Virgin Trains has revived plans to provide the first cross-border service to the city as part of its interim management of the flagship London to Scotland route until 2014. It had hoped to introduce a daily service in December 2016, but sources close to the talks with the Department for Transport (DfT) said the timing is now less certain and requires civil service approval.
Though its interim franchise will only run until 2014, Virgin is thought to be keen to avoid accusations it will be overseeing a "standstill" period without any improvements for passengers.
"The Government and Virgin will look at a number of things that were in the original bid, including the possibility of services to and from Stirling," an industry source said.
"But it will have to fight its corner with other options like improving services to Blackpool, Liverpool and other places on the route. It will only happen if the DfT thinks it's worth doing."
Cuts to the Scottish Government's £1 billion Edinburgh Glasgow Improvement Programme are likely to lead to delays as electrification of the Stirling route, originally due by 2016 as part of the project, has been put back to a later phase.
This would need to be completed before the electric Pendolino trains used by Virgin on the West Coast main line could travel north to Stirling.
In its first bid, Virgin planned to introduce an early morning train from London Euston to Stirling on weekdays and a return service heading south in the afternoon, with a later departure time at weekends. These would miss out Glasgow.
As well as providing a boost for passengers in Stirling, the service would help relieve overcrowding on London to Glasgow trains.
This would not provide any direct commercial benefit to Virgin as it would only apply after its franchise extension expired.

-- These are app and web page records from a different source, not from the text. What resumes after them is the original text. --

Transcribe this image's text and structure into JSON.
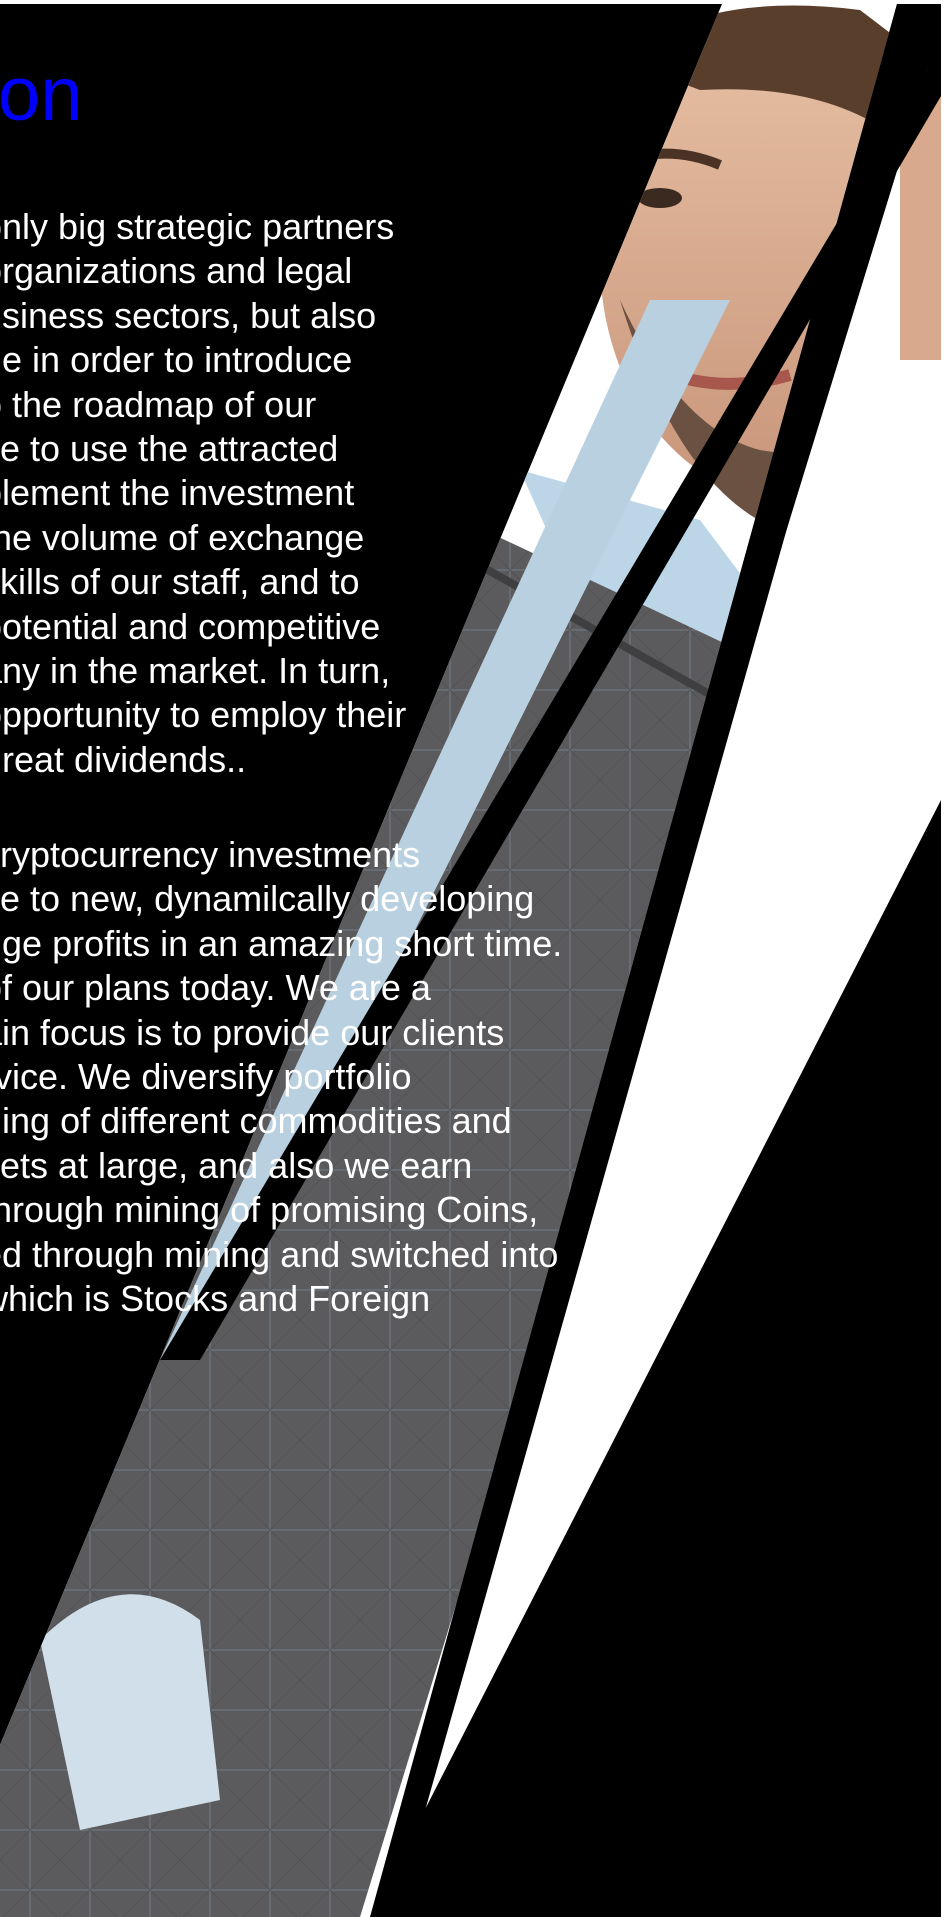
{
  "heading": "on",
  "paragraph_1": [
    "only big strategic partners",
    "organizations and legal",
    "usiness sectors, but also",
    "ne in order to introduce",
    "o the roadmap of our",
    "ke to use the attracted",
    "plement the investment",
    "the volume of exchange",
    "skills of our staff, and to",
    "ootential and competitive",
    "any in the market. In turn,",
    "opportunity to employ their",
    "great dividends.."
  ],
  "paragraph_2": [
    "cryptocurrency investments",
    "ce to new, dynamilcally developing",
    "uge profits in an amazing short time.",
    "of our plans today. We are a",
    "ain focus is to provide our clients",
    "rvice. We diversify portfolio",
    "ding of different commodities and",
    "kets at large, and also we earn",
    "through mining of promising Coins,",
    "ed through mining and switched into",
    "which is Stocks and Foreign"
  ],
  "colors": {
    "heading": "#0000ff",
    "text": "#ffffff",
    "background": "#000000"
  }
}
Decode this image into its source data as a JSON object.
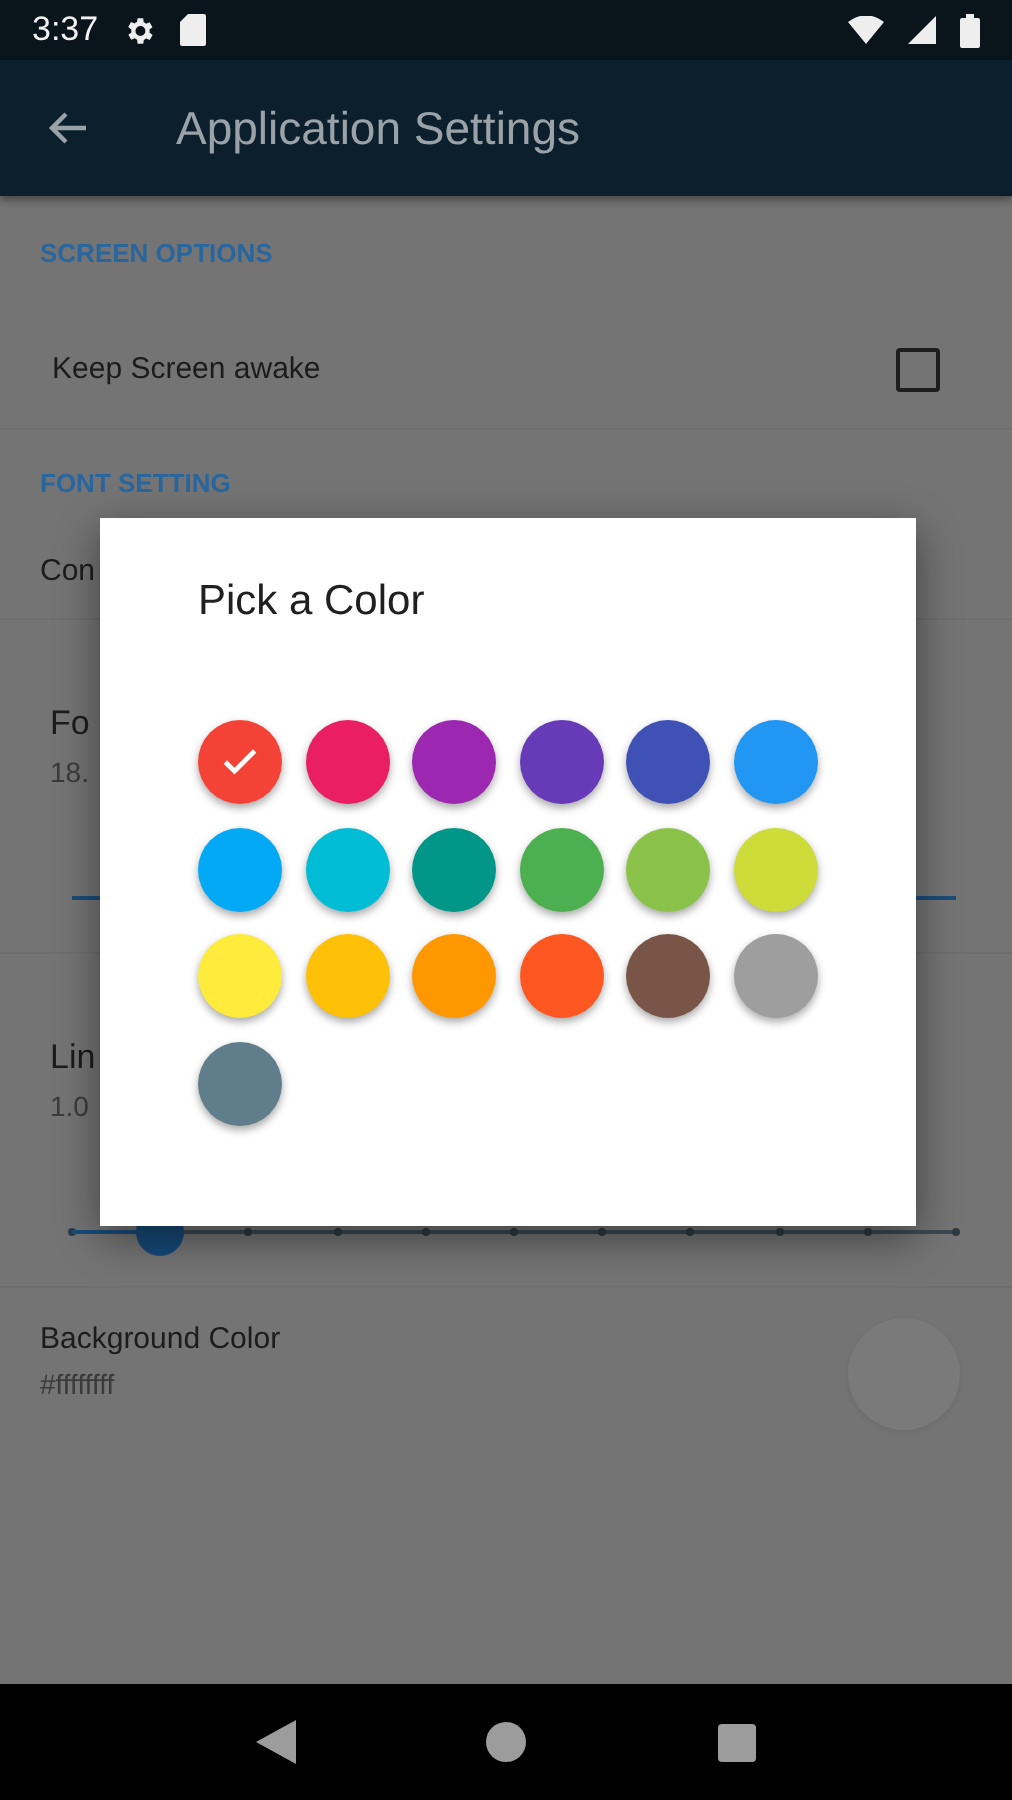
{
  "status_bar": {
    "time": "3:37"
  },
  "app_bar": {
    "title": "Application Settings"
  },
  "settings": [
    {
      "kind": "header",
      "text": "SCREEN OPTIONS"
    },
    {
      "kind": "checkbox",
      "title": "Keep Screen awake",
      "checked": false
    },
    {
      "kind": "header",
      "text": "FONT SETTING"
    },
    {
      "kind": "text",
      "title": "Con"
    },
    {
      "kind": "slider",
      "title": "Fo",
      "value": "18."
    },
    {
      "kind": "slider",
      "title": "Lin",
      "value": "1.0",
      "level": 0.1
    },
    {
      "kind": "color",
      "title": "Background Color",
      "value": "#ffffffff"
    }
  ],
  "dialog": {
    "title": "Pick a Color",
    "colors": [
      {
        "color": "#f44336",
        "selected": true
      },
      {
        "color": "#e91e63",
        "selected": false
      },
      {
        "color": "#9c27b0",
        "selected": false
      },
      {
        "color": "#673ab7",
        "selected": false
      },
      {
        "color": "#3f51b5",
        "selected": false
      },
      {
        "color": "#2196f3",
        "selected": false
      },
      {
        "color": "#03a9f4",
        "selected": false
      },
      {
        "color": "#00bcd4",
        "selected": false
      },
      {
        "color": "#009688",
        "selected": false
      },
      {
        "color": "#4caf50",
        "selected": false
      },
      {
        "color": "#8bc34a",
        "selected": false
      },
      {
        "color": "#cddc39",
        "selected": false
      },
      {
        "color": "#ffeb3b",
        "selected": false
      },
      {
        "color": "#ffc107",
        "selected": false
      },
      {
        "color": "#ff9800",
        "selected": false
      },
      {
        "color": "#ff5722",
        "selected": false
      },
      {
        "color": "#795548",
        "selected": false
      },
      {
        "color": "#9e9e9e",
        "selected": false
      },
      {
        "color": "#607d8b",
        "selected": false
      }
    ]
  }
}
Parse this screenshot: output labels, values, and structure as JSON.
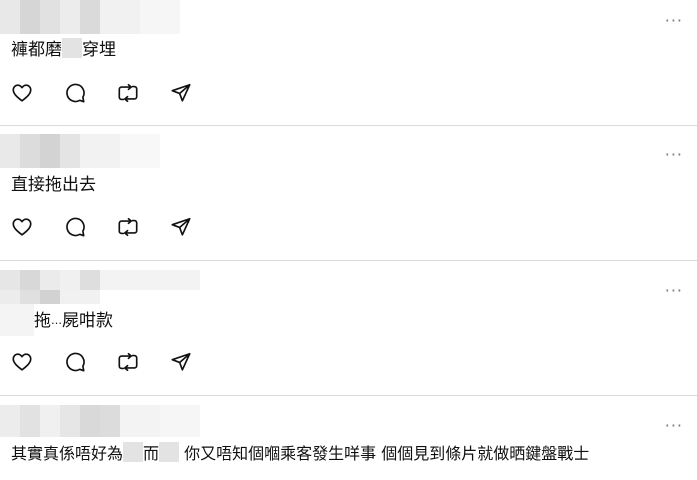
{
  "comments": [
    {
      "text_parts": [
        "褲都磨",
        "穿埋"
      ],
      "has_mask": true
    },
    {
      "text_parts": [
        "直接拖出去"
      ],
      "has_mask": false
    },
    {
      "text_parts": [
        "拖",
        "屍咁款"
      ],
      "has_mask": false,
      "artifact_glyph": "…"
    },
    {
      "text_parts": [
        "其實真係唔好為",
        "而",
        "你又唔知個嗰乘客發生咩事 個個見到條片就做晒鍵盤戰士"
      ],
      "has_mask": true
    }
  ],
  "icons": {
    "more": "more-icon",
    "like": "heart-icon",
    "reply": "comment-icon",
    "repost": "repost-icon",
    "share": "send-icon"
  },
  "more_label": "···",
  "colors": {
    "divider": "#dbdbdb",
    "text": "#101010",
    "muted": "#7a7a7a",
    "mask": "#e3e3e3"
  }
}
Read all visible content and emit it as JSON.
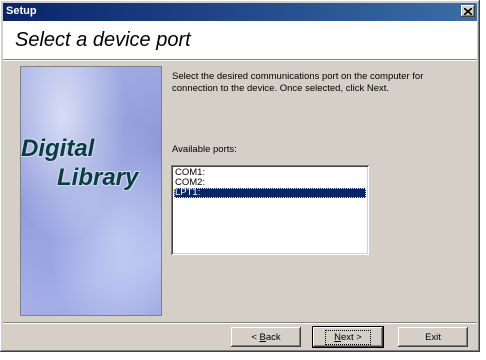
{
  "window": {
    "title": "Setup"
  },
  "heading": "Select a device port",
  "banner": {
    "line1": "Digital",
    "line2": "Library"
  },
  "description": "Select the desired communications port on the computer for connection to the device. Once selected, click Next.",
  "ports_label": "Available ports:",
  "ports": [
    {
      "label": "COM1:",
      "selected": false
    },
    {
      "label": "COM2:",
      "selected": false
    },
    {
      "label": "LPT1:",
      "selected": true
    }
  ],
  "buttons": {
    "back": {
      "accel": "B",
      "rest": "ack",
      "prefix": "< ",
      "label": "< Back"
    },
    "next": {
      "accel": "N",
      "rest": "ext >",
      "label": "Next >"
    },
    "exit": {
      "label": "Exit"
    }
  }
}
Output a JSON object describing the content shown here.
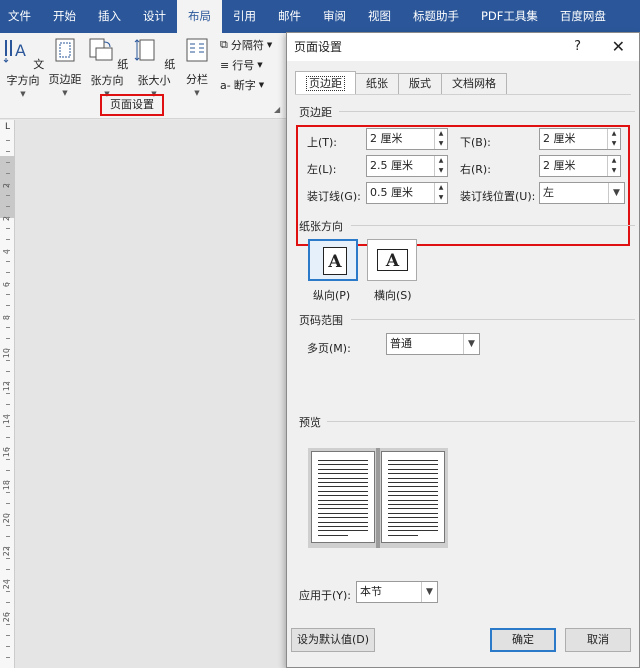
{
  "ribbon": {
    "tabs": [
      "文件",
      "开始",
      "插入",
      "设计",
      "布局",
      "引用",
      "邮件",
      "审阅",
      "视图",
      "标题助手",
      "PDF工具集",
      "百度网盘"
    ],
    "active_tab": "布局",
    "buttons": {
      "text_direction": "文字方向",
      "margins": "页边距",
      "orientation": "纸张方向",
      "size": "纸张大小",
      "columns": "分栏",
      "breaks": "分隔符",
      "line_numbers": "行号",
      "hyphenation": "断字"
    },
    "group_label": "页面设置"
  },
  "ruler": {
    "corner": "L",
    "numbers": [
      "2",
      "2",
      "4",
      "6",
      "8",
      "10",
      "12",
      "14",
      "16",
      "18",
      "20",
      "22",
      "24",
      "26"
    ]
  },
  "dialog": {
    "title": "页面设置",
    "help": "?",
    "close": "✕",
    "tabs": [
      "页边距",
      "纸张",
      "版式",
      "文档网格"
    ],
    "margins_section": "页边距",
    "top_label": "上(T):",
    "top_value": "2 厘米",
    "bottom_label": "下(B):",
    "bottom_value": "2 厘米",
    "left_label": "左(L):",
    "left_value": "2.5 厘米",
    "right_label": "右(R):",
    "right_value": "2 厘米",
    "gutter_label": "装订线(G):",
    "gutter_value": "0.5 厘米",
    "gutter_pos_label": "装订线位置(U):",
    "gutter_pos_value": "左",
    "orientation_section": "纸张方向",
    "portrait": "纵向(P)",
    "landscape": "横向(S)",
    "orientation_glyph": "A",
    "pages_section": "页码范围",
    "multiple_pages_label": "多页(M):",
    "multiple_pages_value": "普通",
    "preview_section": "预览",
    "apply_to_label": "应用于(Y):",
    "apply_to_value": "本节",
    "set_default": "设为默认值(D)",
    "ok": "确定",
    "cancel": "取消"
  }
}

But a precedent for such action had been set with the introduction of longer tilting Pendolinos on the West Coast route over the last year, the source said.
Meanwhile, the Centrica boss is today expected to publish a damning report into the original competition to run the lucrative West Coast franchise, which was won by First Group only to be cancelled due to unacceptable errors at the DfT.
Last month's interim report found civil servants had overseen a biased bidding process.
The DfT declined to comment.